Two members of the opposition New Democratic Party (NDP) have called for strict measures to help to reduce the extent of damage resulting from weather events such as the trough system on Christmas Eve.
The trough system resulted in the nine deaths, while at least three people are missing and presumed dead. It also left extensive damage to housing and public infrastructure.
“This river in Fancy gives a good example. I have seen an area which I knew to be flat alongside the road and is now a deep ravine,” Opposition Leader Arnhim Eustace said in Fancy on New Year’s Eve, during a tour of North Windward.
He was speaking about an area where large logs being washed downstream destroyed a house and two other buildings.
“And there are a lot of trees from former disasters still in this river. And I can see why it contributed to the flooding of homes and other areas of St. Vincent and the Grenadines, and something has to be done about it,” Eustace said.
He referred to a video after Hurricane Tomas in 2010, in which forestry officer Joel Poyer called for downed trees to be cleaned up to avert future disasters.
“I heard the statement from Mr. Poyer which was replayed from 2010 and this is a good example of what he was talking about,” Eustace said.
He also spoke of the size of some of the boulders that were moved by the raging river.
“We have some lessons we have learnt before but didn’t take account of. And, certainly, in terms of preparation in the future, we will have to put more emphasis on prevention,” Eustace said.
“As I look at this disaster, I am convinced in my own mind of the need for greater emphasis on prevention, … and certainly we have to be strict in terms of the measures that have to be taken. There is no way around that,” he said.
Eustace commended the power and water companies for their efforts to restore serviced after extensive disruptions after the trough system.

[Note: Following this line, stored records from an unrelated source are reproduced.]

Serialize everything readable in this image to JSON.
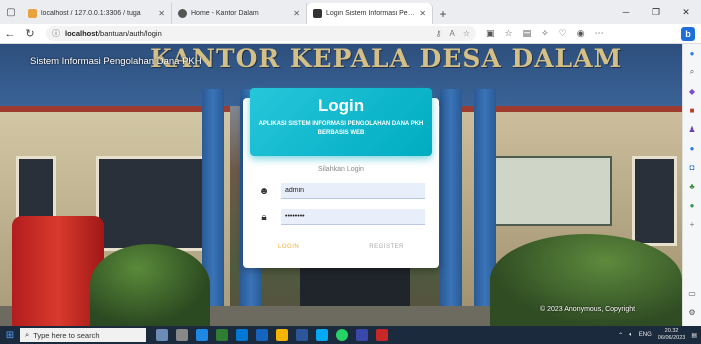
{
  "browser": {
    "tabs": [
      {
        "title": "localhost / 127.0.0.1:3306 / tuga",
        "color": "#e8a33c",
        "active": false
      },
      {
        "title": "Home - Kantor Dalam",
        "color": "#555555",
        "active": false
      },
      {
        "title": "Login Sistem Informasi Pengolah",
        "color": "#333333",
        "active": true
      }
    ],
    "url_host": "localhost",
    "url_path": "/bantuan/auth/login"
  },
  "page": {
    "banner": "KANTOR KEPALA DESA DALAM",
    "app_name": "Sistem Informasi Pengolahan Dana PKH",
    "copyright": "© 2023 Anonymous, Copyright"
  },
  "login": {
    "title": "Login",
    "subtitle": "APLIKASI SISTEM INFORMASI PENGOLAHAN DANA PKH BERBASIS WEB",
    "prompt": "Silahkan Login",
    "username_value": "admin",
    "password_value": "••••••••",
    "login_label": "LOGIN",
    "register_label": "REGISTER",
    "accent_color": "#00acc1"
  },
  "taskbar": {
    "search_placeholder": "Type here to search",
    "lang": "ENG",
    "time": "20.32",
    "date": "06/06/2023"
  }
}
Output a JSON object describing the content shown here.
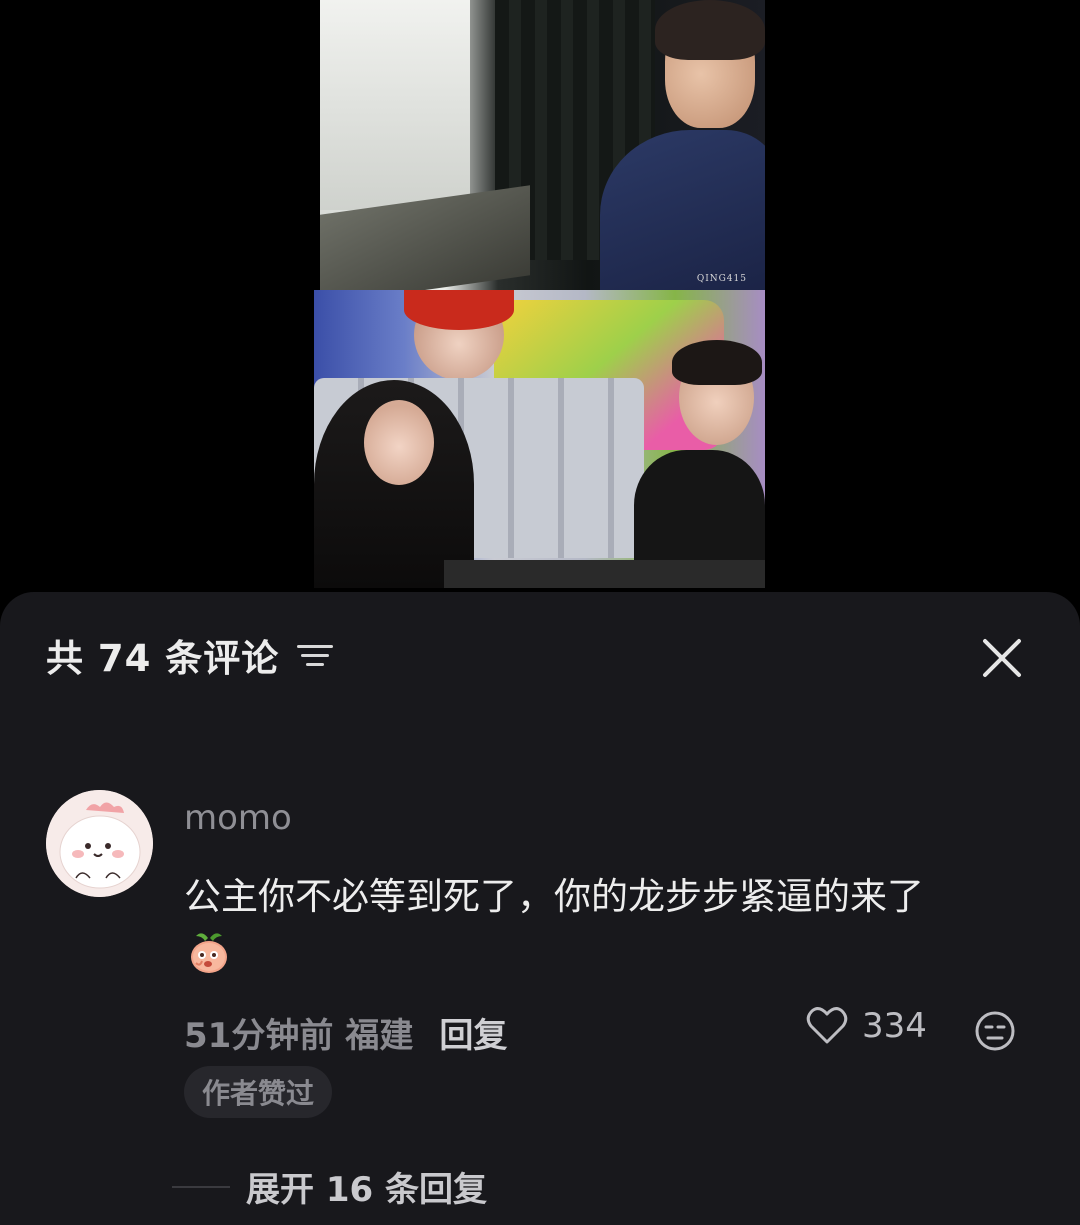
{
  "video": {
    "watermark": "QING415"
  },
  "comments_sheet": {
    "header": {
      "count_label": "共 74 条评论",
      "sort_icon": "sort-lines-icon",
      "close_icon": "close-icon"
    },
    "comment": {
      "username": "momo",
      "text": "公主你不必等到死了，你的龙步步紧逼的来了",
      "emoji": "peach-emoji",
      "time": "51分钟前",
      "location": "福建",
      "reply_label": "回复",
      "like_count": "334",
      "author_badge": "作者赞过",
      "expand_label": "展开 16 条回复"
    },
    "colors": {
      "sheet_bg": "#18181c",
      "text_primary": "#ededed",
      "text_secondary": "#8a8a90"
    }
  }
}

“… but they could have had less work to do, if we had taken the necessary actions before,” Eustace said.
Meanwhile, the NDP’s candidate for North Windward, Lauron Baptiste, speaking in Fancy, said, “What we are seeing here yet again is the awesome power of nature.

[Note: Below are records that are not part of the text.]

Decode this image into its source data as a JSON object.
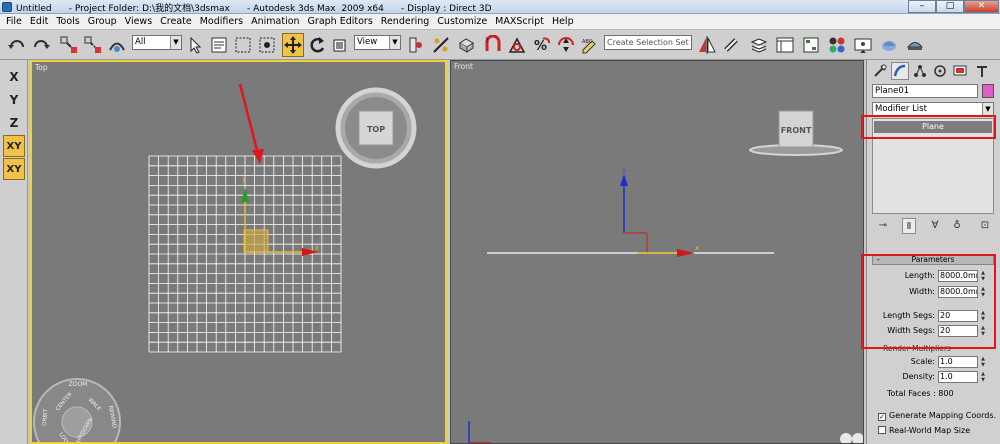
{
  "window": {
    "title": "Untitled      - Project Folder: D:\\我的文档\\3dsmax      - Autodesk 3ds Max  2009 x64      - Display : Direct 3D",
    "minimize": "–",
    "maximize": "□",
    "close": "✕"
  },
  "menu": [
    "File",
    "Edit",
    "Tools",
    "Group",
    "Views",
    "Create",
    "Modifiers",
    "Animation",
    "Graph Editors",
    "Rendering",
    "Customize",
    "MAXScript",
    "Help"
  ],
  "toolbar": {
    "selection_filter": "All",
    "reference_coord": "View",
    "named_selection_placeholder": "Create Selection Set"
  },
  "axis_constraints": {
    "x": "X",
    "y": "Y",
    "z": "Z",
    "xy": "XY",
    "xy_cycle": "XY"
  },
  "viewports": {
    "top": {
      "label": "Top",
      "viewcube": "TOP",
      "axis_x": "x",
      "axis_y": "y",
      "nav_wheel": [
        "ZOOM",
        "ORBIT",
        "CENTER",
        "WALK",
        "REWIND",
        "LOOK",
        "UP/DOWN"
      ]
    },
    "front": {
      "label": "Front",
      "viewcube": "FRONT",
      "axis_x": "x",
      "axis_z": "z"
    }
  },
  "command_panel": {
    "object_name": "Plane01",
    "object_color": "#e05cc8",
    "modifier_list": "Modifier List",
    "stack_item": "Plane",
    "rollout_title": "Parameters",
    "length_label": "Length:",
    "length_value": "8000.0mm",
    "width_label": "Width:",
    "width_value": "8000.0mm",
    "length_segs_label": "Length Segs:",
    "length_segs_value": "20",
    "width_segs_label": "Width Segs:",
    "width_segs_value": "20",
    "render_multipliers": "Render Multipliers",
    "scale_label": "Scale:",
    "scale_value": "1.0",
    "density_label": "Density:",
    "density_value": "1.0",
    "total_faces": "Total Faces : 800",
    "generate_mapping": "Generate Mapping Coords.",
    "generate_mapping_checked": true,
    "real_world_map": "Real-World Map Size",
    "real_world_checked": false
  },
  "colors": {
    "active_viewport_border": "#f0d040",
    "annotation_red": "#e0161c",
    "grid_white": "#ffffff",
    "gizmo_yellow": "#e8c030"
  }
}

“It is a sad reminder of how vulnerable we are, and I have no doubt that we will recover.”
Baptiste said that taking into account the natural elements and the human contribution to the disaster, “it would be time that we look squarely at making some hard decision that would lessen the impact from such an event, especially in the light where there are changes in the climate.
“I am saying things, like when we look at NEMO (National Emergency Management Organisation), rather than looking at preparedness, we should be looking more, as well, at prevention.”
Baptiste said that whenever there are heavy rains in Sandy Bay, a road at the Big Level area is flooded.
“So, we have to start to look at prevention, other than preparedness,” he said, adding, “We are speaking about relocation of people in low-lying areas.
“We are looking not only at rivers now, but those living close to sea. We are also looking at decisions where, if we look at our cadastral survey plans, we will see that most of the rivers, … that there is a buffer zone between the property adjacent to the rivers.
“And planning will have to make those decision, of how people really get to live on these riverbanks. They should not be allowed to build,” Baptiste said.